WORK INSTRUCTIONS: Extract each line from the entries below that has the string "passed" in it.
= = = = =
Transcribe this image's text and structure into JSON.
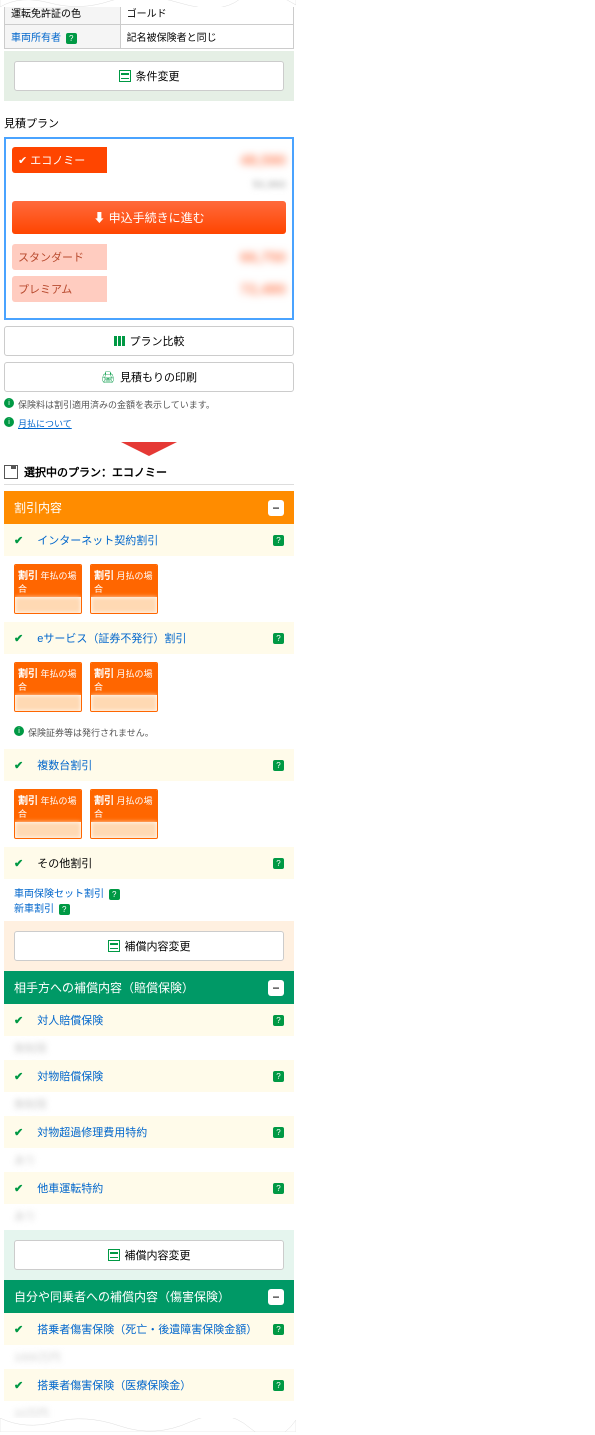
{
  "conditions": {
    "license_color_label": "運転免許証の色",
    "license_color_value": "ゴールド",
    "owner_label": "車両所有者",
    "owner_value": "記名被保険者と同じ"
  },
  "buttons": {
    "change_conditions": "条件変更",
    "proceed": "申込手続きに進む",
    "compare": "プラン比較",
    "print": "見積もりの印刷",
    "change_coverage": "補償内容変更"
  },
  "section_titles": {
    "plans": "見積プラン",
    "selected": "選択中のプラン：エコノミー"
  },
  "plans": {
    "economy": "エコノミー",
    "standard": "スタンダード",
    "premium": "プレミアム",
    "price_blur1": "48,590",
    "price_blur2": "66,750",
    "price_blur3": "72,480",
    "sub_blur": "50,960"
  },
  "notes": {
    "applied": "保険料は割引適用済みの金額を表示しています。",
    "monthly": "月払について",
    "no_cert": "保険証券等は発行されません。"
  },
  "accordions": {
    "discounts": "割引内容",
    "liability": "相手方への補償内容（賠償保険）",
    "injury": "自分や同乗者への補償内容（傷害保険）"
  },
  "discounts": [
    {
      "name": "インターネット契約割引"
    },
    {
      "name": "eサービス（証券不発行）割引"
    },
    {
      "name": "複数台割引"
    },
    {
      "name": "その他割引"
    }
  ],
  "badge": {
    "prefix": "割引",
    "annual": "年払の場合",
    "monthly": "月払の場合"
  },
  "other_discounts": {
    "set": "車両保険セット割引",
    "newcar": "新車割引"
  },
  "liability_items": [
    "対人賠償保険",
    "対物賠償保険",
    "対物超過修理費用特約",
    "他車運転特約"
  ],
  "injury_items": [
    "搭乗者傷害保険（死亡・後遺障害保険金額）",
    "搭乗者傷害保険（医療保険金）"
  ]
}
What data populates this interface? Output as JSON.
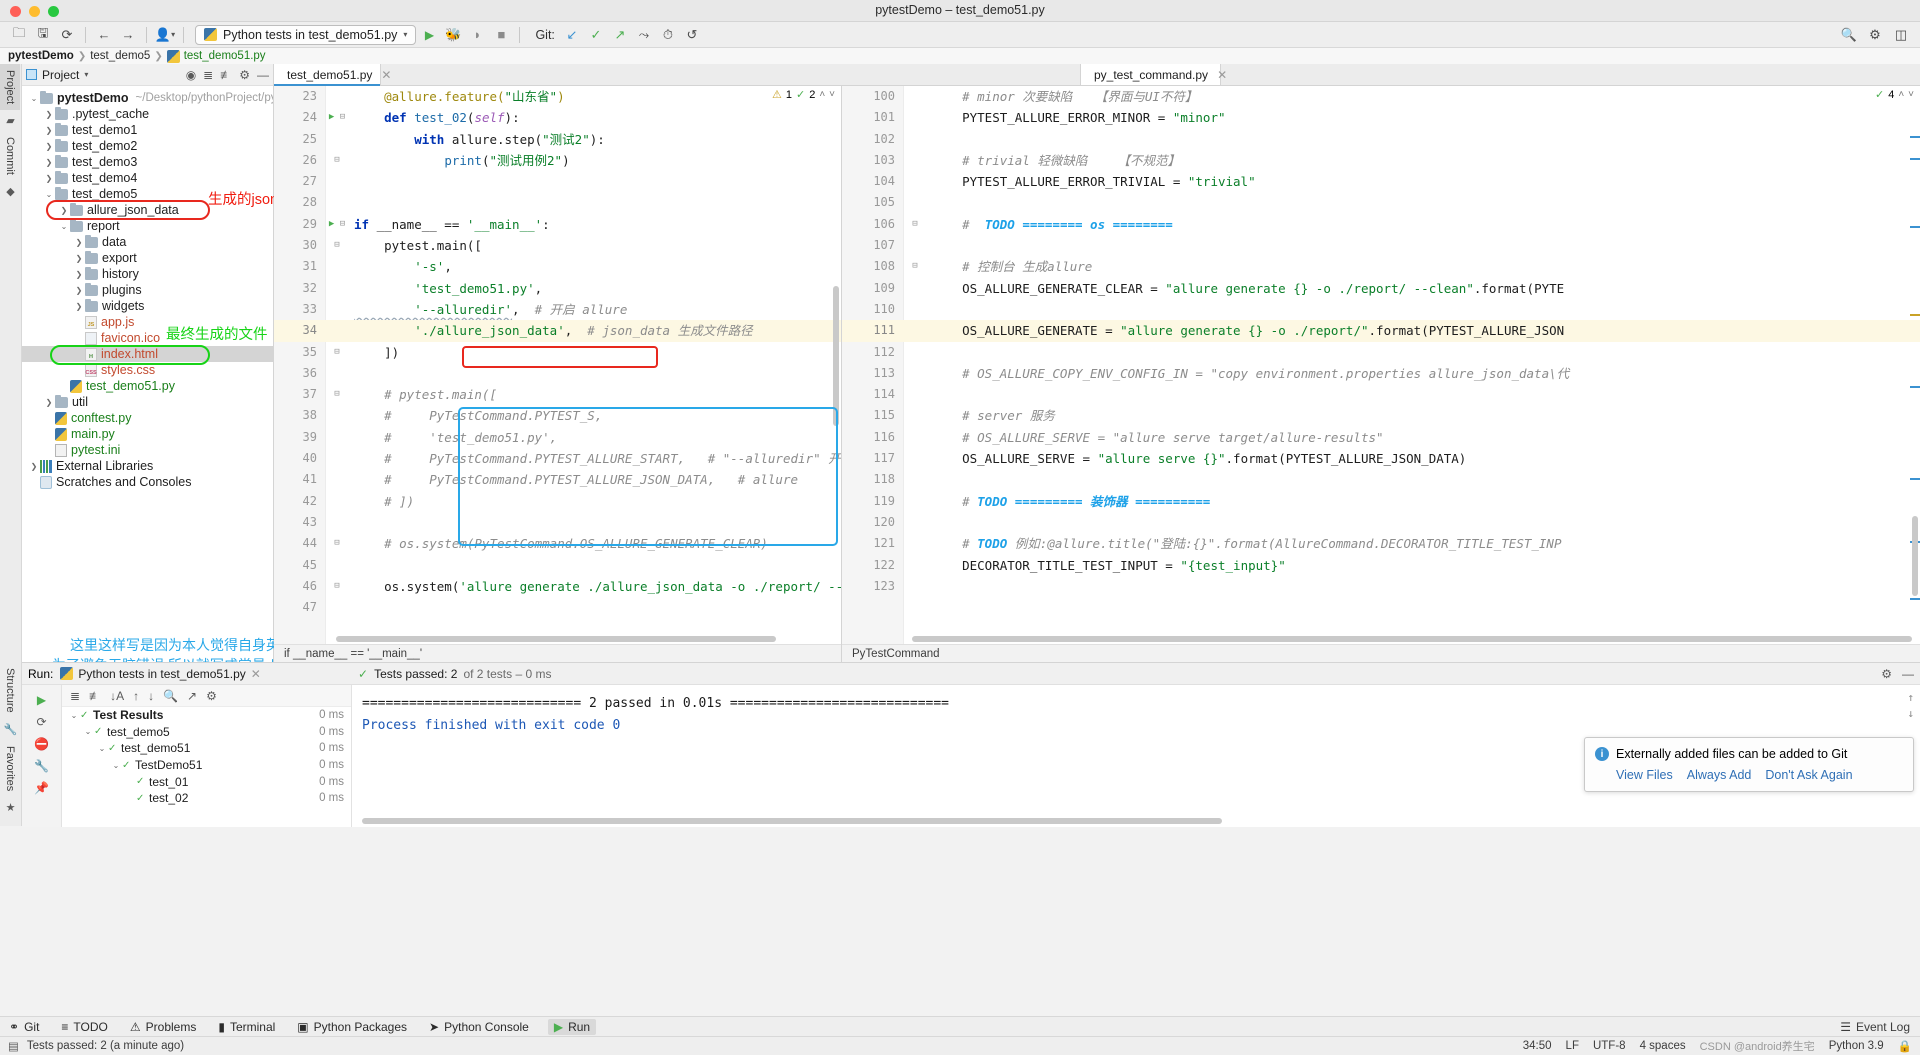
{
  "window": {
    "title": "pytestDemo – test_demo51.py"
  },
  "toolbar": {
    "run_config": "Python tests in test_demo51.py",
    "git_label": "Git:",
    "icons": [
      "open-folder-icon",
      "save-icon",
      "sync-icon",
      "back-arrow-icon",
      "forward-arrow-icon",
      "vcs-user-icon",
      "run-icon",
      "debug-icon",
      "coverage-icon",
      "stop-icon",
      "update-project-icon",
      "commit-icon",
      "push-icon",
      "branch-icon",
      "history-icon",
      "rollback-icon",
      "search-everywhere-icon",
      "settings-icon",
      "project-structure-icon"
    ]
  },
  "breadcrumb": {
    "project": "pytestDemo",
    "folder": "test_demo5",
    "file": "test_demo51.py"
  },
  "left_strip": {
    "tabs": [
      "Project",
      "Commit"
    ],
    "bottom_tabs": [
      "Structure",
      "Favorites"
    ]
  },
  "project_panel": {
    "title": "Project",
    "tree": [
      {
        "depth": 0,
        "arrow": "down",
        "icon": "folder",
        "name": "pytestDemo",
        "bold": true,
        "path": "~/Desktop/pythonProject/pytes"
      },
      {
        "depth": 1,
        "arrow": "right",
        "icon": "folder",
        "name": ".pytest_cache"
      },
      {
        "depth": 1,
        "arrow": "right",
        "icon": "folder",
        "name": "test_demo1"
      },
      {
        "depth": 1,
        "arrow": "right",
        "icon": "folder",
        "name": "test_demo2"
      },
      {
        "depth": 1,
        "arrow": "right",
        "icon": "folder",
        "name": "test_demo3"
      },
      {
        "depth": 1,
        "arrow": "right",
        "icon": "folder",
        "name": "test_demo4"
      },
      {
        "depth": 1,
        "arrow": "down",
        "icon": "folder",
        "name": "test_demo5"
      },
      {
        "depth": 2,
        "arrow": "right",
        "icon": "folder",
        "name": "allure_json_data"
      },
      {
        "depth": 2,
        "arrow": "down",
        "icon": "folder",
        "name": "report"
      },
      {
        "depth": 3,
        "arrow": "right",
        "icon": "folder",
        "name": "data"
      },
      {
        "depth": 3,
        "arrow": "right",
        "icon": "folder",
        "name": "export"
      },
      {
        "depth": 3,
        "arrow": "right",
        "icon": "folder",
        "name": "history"
      },
      {
        "depth": 3,
        "arrow": "right",
        "icon": "folder",
        "name": "plugins"
      },
      {
        "depth": 3,
        "arrow": "right",
        "icon": "folder",
        "name": "widgets"
      },
      {
        "depth": 3,
        "arrow": "none",
        "icon": "js",
        "name": "app.js",
        "color": "red"
      },
      {
        "depth": 3,
        "arrow": "none",
        "icon": "ico",
        "name": "favicon.ico",
        "color": "red"
      },
      {
        "depth": 3,
        "arrow": "none",
        "icon": "html",
        "name": "index.html",
        "color": "red",
        "selected": true
      },
      {
        "depth": 3,
        "arrow": "none",
        "icon": "css",
        "name": "styles.css",
        "color": "red"
      },
      {
        "depth": 2,
        "arrow": "none",
        "icon": "py",
        "name": "test_demo51.py",
        "color": "green"
      },
      {
        "depth": 1,
        "arrow": "right",
        "icon": "folder",
        "name": "util"
      },
      {
        "depth": 1,
        "arrow": "none",
        "icon": "py",
        "name": "conftest.py",
        "color": "green"
      },
      {
        "depth": 1,
        "arrow": "none",
        "icon": "py",
        "name": "main.py",
        "color": "green"
      },
      {
        "depth": 1,
        "arrow": "none",
        "icon": "ini",
        "name": "pytest.ini",
        "color": "green"
      },
      {
        "depth": 0,
        "arrow": "right",
        "icon": "lib",
        "name": "External Libraries"
      },
      {
        "depth": 0,
        "arrow": "none",
        "icon": "scratch",
        "name": "Scratches and Consoles"
      }
    ]
  },
  "annotations": {
    "red_tree_label": "生成的jsonData文件",
    "red_tree_label_short": "生成的json",
    "green_tree_label": "最终生成的文件",
    "blue_note_line1": "这里这样写是因为本人觉得自身英语有限,",
    "blue_note_line2": "为了避免无脑错误,所以就写成常量,以后直接调用很方便"
  },
  "editor_left": {
    "tab": "test_demo51.py",
    "inspect": {
      "warnings": "1",
      "checks": "2"
    },
    "status": "if __name__ == '__main__'",
    "lines": [
      {
        "n": "23",
        "mark": "",
        "tokens": [
          [
            "dec",
            "    @allure.feature("
          ],
          [
            "s",
            "\"山东省\""
          ],
          [
            "dec",
            ")"
          ]
        ]
      },
      {
        "n": "24",
        "mark": "run-fold",
        "tokens": [
          [
            "k",
            "    def "
          ],
          [
            "fn",
            "test_02"
          ],
          [
            "pl",
            "("
          ],
          [
            "self",
            "self"
          ],
          [
            "pl",
            "):"
          ]
        ]
      },
      {
        "n": "25",
        "mark": "",
        "tokens": [
          [
            "k",
            "        with "
          ],
          [
            "pl",
            "allure.step("
          ],
          [
            "s",
            "\"测试2\""
          ],
          [
            "pl",
            "):"
          ]
        ]
      },
      {
        "n": "26",
        "mark": "fold",
        "tokens": [
          [
            "pl",
            "            "
          ],
          [
            "fn",
            "print"
          ],
          [
            "pl",
            "("
          ],
          [
            "s",
            "\"测试用例2\""
          ],
          [
            "pl",
            ")"
          ]
        ]
      },
      {
        "n": "27",
        "mark": "",
        "tokens": []
      },
      {
        "n": "28",
        "mark": "",
        "tokens": []
      },
      {
        "n": "29",
        "mark": "run-fold",
        "tokens": [
          [
            "k",
            "if "
          ],
          [
            "pl",
            "__name__ == "
          ],
          [
            "s",
            "'__main__'"
          ],
          [
            "pl",
            ":"
          ]
        ]
      },
      {
        "n": "30",
        "mark": "fold",
        "tokens": [
          [
            "pl",
            "    pytest.main(["
          ]
        ]
      },
      {
        "n": "31",
        "mark": "",
        "tokens": [
          [
            "s",
            "        '-s'"
          ],
          [
            "pl",
            ","
          ]
        ]
      },
      {
        "n": "32",
        "mark": "",
        "tokens": [
          [
            "s",
            "        'test_demo51.py'"
          ],
          [
            "pl",
            ","
          ]
        ]
      },
      {
        "n": "33",
        "mark": "",
        "tokens": [
          [
            "s-wavy",
            "        '--alluredir'"
          ],
          [
            "pl",
            ","
          ],
          [
            "c",
            "  # 开启 allure"
          ]
        ]
      },
      {
        "n": "34",
        "mark": "",
        "hl": true,
        "tokens": [
          [
            "s",
            "        './allure_json_data'"
          ],
          [
            "pl",
            ","
          ],
          [
            "c",
            "  # json_data 生成文件路径"
          ]
        ]
      },
      {
        "n": "35",
        "mark": "fold",
        "tokens": [
          [
            "pl",
            "    ])"
          ]
        ]
      },
      {
        "n": "36",
        "mark": "",
        "tokens": []
      },
      {
        "n": "37",
        "mark": "fold",
        "tokens": [
          [
            "c",
            "    # pytest.main(["
          ]
        ]
      },
      {
        "n": "38",
        "mark": "",
        "tokens": [
          [
            "c",
            "    #     PyTestCommand.PYTEST_S,"
          ]
        ]
      },
      {
        "n": "39",
        "mark": "",
        "tokens": [
          [
            "c",
            "    #     'test_demo51.py',"
          ]
        ]
      },
      {
        "n": "40",
        "mark": "",
        "tokens": [
          [
            "c",
            "    #     PyTestCommand.PYTEST_ALLURE_START,   # \"--alluredir\" 开启"
          ]
        ]
      },
      {
        "n": "41",
        "mark": "",
        "tokens": [
          [
            "c",
            "    #     PyTestCommand.PYTEST_ALLURE_JSON_DATA,   # allure"
          ]
        ]
      },
      {
        "n": "42",
        "mark": "",
        "tokens": [
          [
            "c",
            "    # ])"
          ]
        ]
      },
      {
        "n": "43",
        "mark": "",
        "tokens": []
      },
      {
        "n": "44",
        "mark": "fold",
        "tokens": [
          [
            "c",
            "    # os.system(PyTestCommand.OS_ALLURE_GENERATE_CLEAR)"
          ]
        ]
      },
      {
        "n": "45",
        "mark": "",
        "tokens": []
      },
      {
        "n": "46",
        "mark": "fold",
        "tokens": [
          [
            "pl",
            "    os.system("
          ],
          [
            "s",
            "'allure generate ./allure_json_data -o ./report/ --"
          ]
        ]
      },
      {
        "n": "47",
        "mark": "",
        "tokens": []
      }
    ]
  },
  "editor_right": {
    "tab": "py_test_command.py",
    "inspect": {
      "checks": "4"
    },
    "status": "PyTestCommand",
    "lines": [
      {
        "n": "100",
        "mark": "",
        "tokens": [
          [
            "c",
            "    # minor 次要缺陷   【界面与UI不符】"
          ]
        ]
      },
      {
        "n": "101",
        "mark": "",
        "tokens": [
          [
            "pl",
            "    PYTEST_ALLURE_ERROR_MINOR = "
          ],
          [
            "s",
            "\"minor\""
          ]
        ]
      },
      {
        "n": "102",
        "mark": "",
        "tokens": []
      },
      {
        "n": "103",
        "mark": "",
        "tokens": [
          [
            "c",
            "    # trivial 轻微缺陷    【不规范】"
          ]
        ]
      },
      {
        "n": "104",
        "mark": "",
        "tokens": [
          [
            "pl",
            "    PYTEST_ALLURE_ERROR_TRIVIAL = "
          ],
          [
            "s",
            "\"trivial\""
          ]
        ]
      },
      {
        "n": "105",
        "mark": "",
        "tokens": []
      },
      {
        "n": "106",
        "mark": "fold",
        "tokens": [
          [
            "c",
            "    #  "
          ],
          [
            "todo",
            "TODO ======== os ========"
          ]
        ]
      },
      {
        "n": "107",
        "mark": "",
        "tokens": []
      },
      {
        "n": "108",
        "mark": "fold",
        "tokens": [
          [
            "c",
            "    # 控制台 生成allure"
          ]
        ]
      },
      {
        "n": "109",
        "mark": "",
        "tokens": [
          [
            "pl",
            "    OS_ALLURE_GENERATE_CLEAR = "
          ],
          [
            "s",
            "\"allure generate {} -o ./report/ --clean\""
          ],
          [
            "pl",
            ".format(PYTE"
          ]
        ]
      },
      {
        "n": "110",
        "mark": "",
        "tokens": []
      },
      {
        "n": "111",
        "mark": "",
        "hl": true,
        "tokens": [
          [
            "pl",
            "    OS_ALLURE_GENERATE = "
          ],
          [
            "s",
            "\"allure generate {} -o ./report/\""
          ],
          [
            "pl",
            ".format(PYTEST_ALLURE_JSON"
          ]
        ]
      },
      {
        "n": "112",
        "mark": "",
        "tokens": []
      },
      {
        "n": "113",
        "mark": "",
        "tokens": [
          [
            "c",
            "    # OS_ALLURE_COPY_ENV_CONFIG_IN = \"copy environment.properties allure_json_data\\代"
          ]
        ]
      },
      {
        "n": "114",
        "mark": "",
        "tokens": []
      },
      {
        "n": "115",
        "mark": "",
        "tokens": [
          [
            "c",
            "    # server 服务"
          ]
        ]
      },
      {
        "n": "116",
        "mark": "",
        "tokens": [
          [
            "c",
            "    # OS_ALLURE_SERVE = \"allure serve target/allure-results\""
          ]
        ]
      },
      {
        "n": "117",
        "mark": "",
        "tokens": [
          [
            "pl",
            "    OS_ALLURE_SERVE = "
          ],
          [
            "s",
            "\"allure serve {}\""
          ],
          [
            "pl",
            ".format(PYTEST_ALLURE_JSON_DATA)"
          ]
        ]
      },
      {
        "n": "118",
        "mark": "",
        "tokens": []
      },
      {
        "n": "119",
        "mark": "",
        "tokens": [
          [
            "c",
            "    # "
          ],
          [
            "todo",
            "TODO ========= 装饰器 =========="
          ]
        ]
      },
      {
        "n": "120",
        "mark": "",
        "tokens": []
      },
      {
        "n": "121",
        "mark": "",
        "tokens": [
          [
            "c",
            "    # "
          ],
          [
            "todo",
            "TODO"
          ],
          [
            "c",
            " 例如:@allure.title(\"登陆:{}\".format(AllureCommand.DECORATOR_TITLE_TEST_INP"
          ]
        ]
      },
      {
        "n": "122",
        "mark": "",
        "tokens": [
          [
            "pl",
            "    DECORATOR_TITLE_TEST_INPUT = "
          ],
          [
            "s",
            "\"{test_input}\""
          ]
        ]
      },
      {
        "n": "123",
        "mark": "",
        "tokens": []
      }
    ]
  },
  "run_panel": {
    "label": "Run:",
    "tab": "Python tests in test_demo51.py",
    "summary_prefix": "Tests passed: 2",
    "summary_suffix": "of 2 tests – 0 ms",
    "tree": [
      {
        "depth": 0,
        "name": "Test Results",
        "ms": "0 ms",
        "bold": true
      },
      {
        "depth": 1,
        "name": "test_demo5",
        "ms": "0 ms"
      },
      {
        "depth": 2,
        "name": "test_demo51",
        "ms": "0 ms"
      },
      {
        "depth": 3,
        "name": "TestDemo51",
        "ms": "0 ms"
      },
      {
        "depth": 4,
        "name": "test_01",
        "ms": "0 ms"
      },
      {
        "depth": 4,
        "name": "test_02",
        "ms": "0 ms"
      }
    ],
    "console": [
      "============================ 2 passed in 0.01s ============================",
      "",
      "Process finished with exit code 0"
    ]
  },
  "notification": {
    "message": "Externally added files can be added to Git",
    "actions": [
      "View Files",
      "Always Add",
      "Don't Ask Again"
    ]
  },
  "bottom_tools": [
    {
      "label": "Git",
      "icon": "git-icon"
    },
    {
      "label": "TODO",
      "icon": "todo-icon"
    },
    {
      "label": "Problems",
      "icon": "problems-icon"
    },
    {
      "label": "Terminal",
      "icon": "terminal-icon"
    },
    {
      "label": "Python Packages",
      "icon": "packages-icon"
    },
    {
      "label": "Python Console",
      "icon": "console-icon"
    },
    {
      "label": "Run",
      "icon": "run-icon",
      "active": true
    }
  ],
  "status_bar": {
    "message": "Tests passed: 2 (a minute ago)",
    "caret": "34:50",
    "line_sep": "LF",
    "encoding": "UTF-8",
    "indent": "4 spaces",
    "interpreter": "Python 3.9",
    "event_log": "Event Log",
    "watermark": "CSDN @android养生宅"
  }
}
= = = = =
EXERCISE RESPONSE:
    "summary_prefix": "Tests passed: 2",
      "============================ 2 passed in 0.01s ============================",
    "message": "Tests passed: 2 (a minute ago)",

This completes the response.